Monday, August 6, 2007

The Basics - The 14 principles of Toyotas Success

Let's get to the basics.

Toyota is right now the leading car manufacturing company in the world, no doubt about it. Toyota is now making also steps in the truck manufacturing market with HINO, if companies do not start doing something soon, the big truck manufacturing companies will be facing the reality of the BIG 3 (lost in sales, layoffs and........)

The following are the basics for Toyota, when you read them you will see that this is not things that are out of the word, this is COMMON SENSE, but we humans tend to make things complicated.............. Why other companies have not been able to implement lean like Toyota has done is a topic for another post, I hope you enjoy this one:

Principle 1. Base your management decisions on a long-term philosophy,
even at the expense of short-term financial goals

Principle 2. Create a continuous process flow to bring problems to the surface.

Principle 3. Use “pull” systems to avoid overproduction.

Principle 4. Level out the workload (heijunka). (Work like the tortoise, not
the hare.)

Principle 5. Build a culture of stopping to fix problems, to get quality right
the first time.

Principle 6. Standardized tasks and processes are the foundation for continuous
improvement and employee empowerment.

Principle 7. Use visual control so no problems are hidden.

Principle 8. Use only reliable, thoroughly tested technology that serves your
people and processes.

Principle 9. Grow leaders who thoroughly understand the work, live the
philosophy, and teach it to others.

Principle 10. Develop exceptional people and teams who follow your company’s

Principle 11. Respect your extended network of partners and suppliers by
challenging them and helping them improve.

Principle 12. Go and see for yourself to thoroughly understand the situation
(genchi genbutsu).

Principle 13. Make decisions slowly by consensus, thoroughly considering
all options; implement decisions rapidly (nemawashi).

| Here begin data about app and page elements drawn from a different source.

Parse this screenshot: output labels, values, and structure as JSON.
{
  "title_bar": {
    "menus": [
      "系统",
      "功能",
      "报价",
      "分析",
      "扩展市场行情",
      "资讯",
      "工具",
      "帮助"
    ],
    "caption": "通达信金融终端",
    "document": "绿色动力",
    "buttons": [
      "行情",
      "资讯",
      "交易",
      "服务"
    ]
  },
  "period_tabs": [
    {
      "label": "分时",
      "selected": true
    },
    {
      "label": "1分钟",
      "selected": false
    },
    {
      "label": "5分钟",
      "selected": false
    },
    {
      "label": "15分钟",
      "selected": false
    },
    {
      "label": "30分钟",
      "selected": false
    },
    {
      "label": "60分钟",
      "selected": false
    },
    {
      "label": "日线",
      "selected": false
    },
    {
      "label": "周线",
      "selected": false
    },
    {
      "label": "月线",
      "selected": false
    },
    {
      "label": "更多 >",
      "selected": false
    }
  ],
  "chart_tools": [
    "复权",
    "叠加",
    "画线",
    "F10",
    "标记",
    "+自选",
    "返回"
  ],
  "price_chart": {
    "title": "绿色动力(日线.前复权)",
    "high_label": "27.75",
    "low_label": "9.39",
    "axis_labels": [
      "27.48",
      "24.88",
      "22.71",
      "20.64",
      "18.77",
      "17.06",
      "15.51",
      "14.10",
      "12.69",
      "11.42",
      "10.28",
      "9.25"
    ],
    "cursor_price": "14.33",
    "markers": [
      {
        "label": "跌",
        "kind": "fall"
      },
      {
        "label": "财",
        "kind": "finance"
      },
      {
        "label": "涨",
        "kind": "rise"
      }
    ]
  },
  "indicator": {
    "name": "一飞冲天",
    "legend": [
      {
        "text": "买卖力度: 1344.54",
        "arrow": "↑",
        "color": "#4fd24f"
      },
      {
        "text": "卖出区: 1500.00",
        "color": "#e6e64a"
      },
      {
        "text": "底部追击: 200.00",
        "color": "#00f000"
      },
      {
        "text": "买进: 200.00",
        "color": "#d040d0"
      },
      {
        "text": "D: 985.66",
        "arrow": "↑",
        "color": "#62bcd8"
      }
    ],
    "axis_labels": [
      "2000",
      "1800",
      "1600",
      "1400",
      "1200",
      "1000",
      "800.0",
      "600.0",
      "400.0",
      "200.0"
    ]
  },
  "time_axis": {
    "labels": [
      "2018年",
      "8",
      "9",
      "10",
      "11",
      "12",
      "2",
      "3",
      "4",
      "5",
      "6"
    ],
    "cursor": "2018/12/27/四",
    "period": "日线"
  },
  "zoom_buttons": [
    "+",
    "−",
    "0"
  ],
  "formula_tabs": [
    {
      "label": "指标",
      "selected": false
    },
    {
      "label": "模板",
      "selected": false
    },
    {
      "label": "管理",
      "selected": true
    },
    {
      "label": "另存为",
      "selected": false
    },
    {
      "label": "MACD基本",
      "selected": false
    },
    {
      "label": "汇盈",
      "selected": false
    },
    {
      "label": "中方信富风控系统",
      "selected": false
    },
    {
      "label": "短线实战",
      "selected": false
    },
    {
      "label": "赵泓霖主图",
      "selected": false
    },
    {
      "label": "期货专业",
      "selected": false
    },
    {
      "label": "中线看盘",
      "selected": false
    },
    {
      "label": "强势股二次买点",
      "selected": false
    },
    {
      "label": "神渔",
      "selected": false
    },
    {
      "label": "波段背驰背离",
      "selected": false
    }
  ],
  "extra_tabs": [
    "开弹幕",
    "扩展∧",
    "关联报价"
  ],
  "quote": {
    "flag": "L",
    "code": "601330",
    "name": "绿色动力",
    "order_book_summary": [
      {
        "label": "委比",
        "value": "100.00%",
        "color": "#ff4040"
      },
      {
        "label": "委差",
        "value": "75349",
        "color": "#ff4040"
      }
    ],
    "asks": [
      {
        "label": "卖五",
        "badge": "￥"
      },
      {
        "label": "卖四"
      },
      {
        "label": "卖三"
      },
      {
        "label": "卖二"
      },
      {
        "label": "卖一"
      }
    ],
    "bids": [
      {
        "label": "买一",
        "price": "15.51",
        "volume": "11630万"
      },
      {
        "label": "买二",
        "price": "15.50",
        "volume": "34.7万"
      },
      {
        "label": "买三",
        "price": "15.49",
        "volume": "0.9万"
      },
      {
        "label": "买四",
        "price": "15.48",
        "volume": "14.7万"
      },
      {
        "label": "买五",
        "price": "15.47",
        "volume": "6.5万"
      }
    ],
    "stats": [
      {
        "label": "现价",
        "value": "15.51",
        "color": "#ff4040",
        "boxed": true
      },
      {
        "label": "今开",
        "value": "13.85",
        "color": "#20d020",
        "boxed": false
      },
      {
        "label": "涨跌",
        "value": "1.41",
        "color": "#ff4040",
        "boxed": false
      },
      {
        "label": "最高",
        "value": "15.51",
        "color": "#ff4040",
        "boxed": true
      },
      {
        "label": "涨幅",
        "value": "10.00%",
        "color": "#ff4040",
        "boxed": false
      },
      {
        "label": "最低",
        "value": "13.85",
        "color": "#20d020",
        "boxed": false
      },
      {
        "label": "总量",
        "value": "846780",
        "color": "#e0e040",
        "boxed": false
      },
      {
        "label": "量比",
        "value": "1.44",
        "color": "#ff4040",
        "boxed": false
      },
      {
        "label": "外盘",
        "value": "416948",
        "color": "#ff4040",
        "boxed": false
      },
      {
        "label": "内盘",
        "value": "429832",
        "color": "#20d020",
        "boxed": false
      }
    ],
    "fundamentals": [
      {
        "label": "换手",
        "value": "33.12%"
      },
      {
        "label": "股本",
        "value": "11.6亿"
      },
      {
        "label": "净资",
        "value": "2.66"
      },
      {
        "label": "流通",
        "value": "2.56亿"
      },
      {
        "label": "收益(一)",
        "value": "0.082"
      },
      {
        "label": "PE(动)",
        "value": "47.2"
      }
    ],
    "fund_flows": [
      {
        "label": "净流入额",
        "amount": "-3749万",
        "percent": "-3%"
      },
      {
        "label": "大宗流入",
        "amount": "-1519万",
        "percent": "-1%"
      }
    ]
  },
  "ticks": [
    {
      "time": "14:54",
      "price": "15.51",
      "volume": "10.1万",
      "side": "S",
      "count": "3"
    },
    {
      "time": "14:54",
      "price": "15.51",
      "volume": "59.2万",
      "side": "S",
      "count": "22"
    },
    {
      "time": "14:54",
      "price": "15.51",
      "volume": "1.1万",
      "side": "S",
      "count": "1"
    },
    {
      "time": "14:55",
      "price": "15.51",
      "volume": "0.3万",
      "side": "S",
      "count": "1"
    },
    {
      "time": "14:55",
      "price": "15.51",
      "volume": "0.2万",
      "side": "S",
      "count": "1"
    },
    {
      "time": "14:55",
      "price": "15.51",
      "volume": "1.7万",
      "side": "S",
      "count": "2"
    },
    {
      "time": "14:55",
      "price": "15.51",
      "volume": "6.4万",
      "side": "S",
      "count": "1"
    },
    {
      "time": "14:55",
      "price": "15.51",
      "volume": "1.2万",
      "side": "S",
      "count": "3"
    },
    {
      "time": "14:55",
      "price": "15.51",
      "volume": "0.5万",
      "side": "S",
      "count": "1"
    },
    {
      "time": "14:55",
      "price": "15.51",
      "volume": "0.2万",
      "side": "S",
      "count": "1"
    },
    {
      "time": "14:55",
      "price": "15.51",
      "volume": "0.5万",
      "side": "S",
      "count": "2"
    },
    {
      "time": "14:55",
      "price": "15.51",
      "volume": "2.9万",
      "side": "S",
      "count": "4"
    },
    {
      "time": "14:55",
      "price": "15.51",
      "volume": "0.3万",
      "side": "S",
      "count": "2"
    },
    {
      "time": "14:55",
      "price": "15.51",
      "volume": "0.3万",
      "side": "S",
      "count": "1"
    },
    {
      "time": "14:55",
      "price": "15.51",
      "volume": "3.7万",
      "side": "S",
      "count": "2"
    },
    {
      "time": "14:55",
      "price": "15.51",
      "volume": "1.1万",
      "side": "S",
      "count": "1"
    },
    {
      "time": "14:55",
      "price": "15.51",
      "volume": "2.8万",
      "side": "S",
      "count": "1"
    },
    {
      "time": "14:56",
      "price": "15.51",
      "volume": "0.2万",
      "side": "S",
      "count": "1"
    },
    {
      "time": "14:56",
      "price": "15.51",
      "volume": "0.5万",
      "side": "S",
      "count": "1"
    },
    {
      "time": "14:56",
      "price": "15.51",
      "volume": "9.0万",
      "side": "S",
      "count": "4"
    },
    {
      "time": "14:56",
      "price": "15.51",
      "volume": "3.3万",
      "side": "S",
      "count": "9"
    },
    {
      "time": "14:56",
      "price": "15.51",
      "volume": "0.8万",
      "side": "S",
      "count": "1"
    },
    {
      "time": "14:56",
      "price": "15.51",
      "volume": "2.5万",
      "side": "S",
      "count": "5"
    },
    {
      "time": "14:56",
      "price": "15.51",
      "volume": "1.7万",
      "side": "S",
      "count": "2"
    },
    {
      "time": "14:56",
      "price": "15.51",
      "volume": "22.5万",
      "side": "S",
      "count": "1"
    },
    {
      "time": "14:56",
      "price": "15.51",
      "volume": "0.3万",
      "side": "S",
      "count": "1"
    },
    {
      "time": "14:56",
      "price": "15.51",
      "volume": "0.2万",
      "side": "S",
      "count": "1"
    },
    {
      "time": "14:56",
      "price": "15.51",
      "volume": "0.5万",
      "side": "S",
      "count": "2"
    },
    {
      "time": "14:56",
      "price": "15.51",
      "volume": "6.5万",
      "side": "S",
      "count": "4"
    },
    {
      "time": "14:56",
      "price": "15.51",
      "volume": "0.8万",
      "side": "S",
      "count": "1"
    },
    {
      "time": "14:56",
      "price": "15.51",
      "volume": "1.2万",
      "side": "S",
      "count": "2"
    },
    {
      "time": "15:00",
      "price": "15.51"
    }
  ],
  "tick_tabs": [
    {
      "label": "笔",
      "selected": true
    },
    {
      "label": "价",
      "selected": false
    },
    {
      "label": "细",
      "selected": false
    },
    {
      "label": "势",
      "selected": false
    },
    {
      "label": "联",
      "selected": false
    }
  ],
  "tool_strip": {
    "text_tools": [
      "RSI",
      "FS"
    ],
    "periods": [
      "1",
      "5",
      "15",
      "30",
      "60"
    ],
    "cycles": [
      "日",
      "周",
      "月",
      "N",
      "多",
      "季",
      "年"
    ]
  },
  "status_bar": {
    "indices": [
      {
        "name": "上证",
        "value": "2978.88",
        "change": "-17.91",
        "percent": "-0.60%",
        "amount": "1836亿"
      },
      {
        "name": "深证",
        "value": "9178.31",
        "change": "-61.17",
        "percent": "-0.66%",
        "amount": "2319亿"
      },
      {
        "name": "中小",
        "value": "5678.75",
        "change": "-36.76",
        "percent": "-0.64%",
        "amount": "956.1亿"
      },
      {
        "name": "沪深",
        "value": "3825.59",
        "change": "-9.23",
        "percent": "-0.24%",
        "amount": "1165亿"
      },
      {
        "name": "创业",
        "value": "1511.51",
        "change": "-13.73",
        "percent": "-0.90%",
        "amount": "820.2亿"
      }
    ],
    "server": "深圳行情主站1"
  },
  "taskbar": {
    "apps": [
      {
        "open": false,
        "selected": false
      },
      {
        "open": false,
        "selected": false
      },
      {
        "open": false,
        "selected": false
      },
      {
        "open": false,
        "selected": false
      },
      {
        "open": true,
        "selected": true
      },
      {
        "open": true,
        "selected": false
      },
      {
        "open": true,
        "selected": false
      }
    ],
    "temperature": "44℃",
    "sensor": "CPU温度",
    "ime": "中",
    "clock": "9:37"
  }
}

Principle 14. Become a learning organization through relentless reflection
(hansei) and continuous improvement (kaizen).

No comments: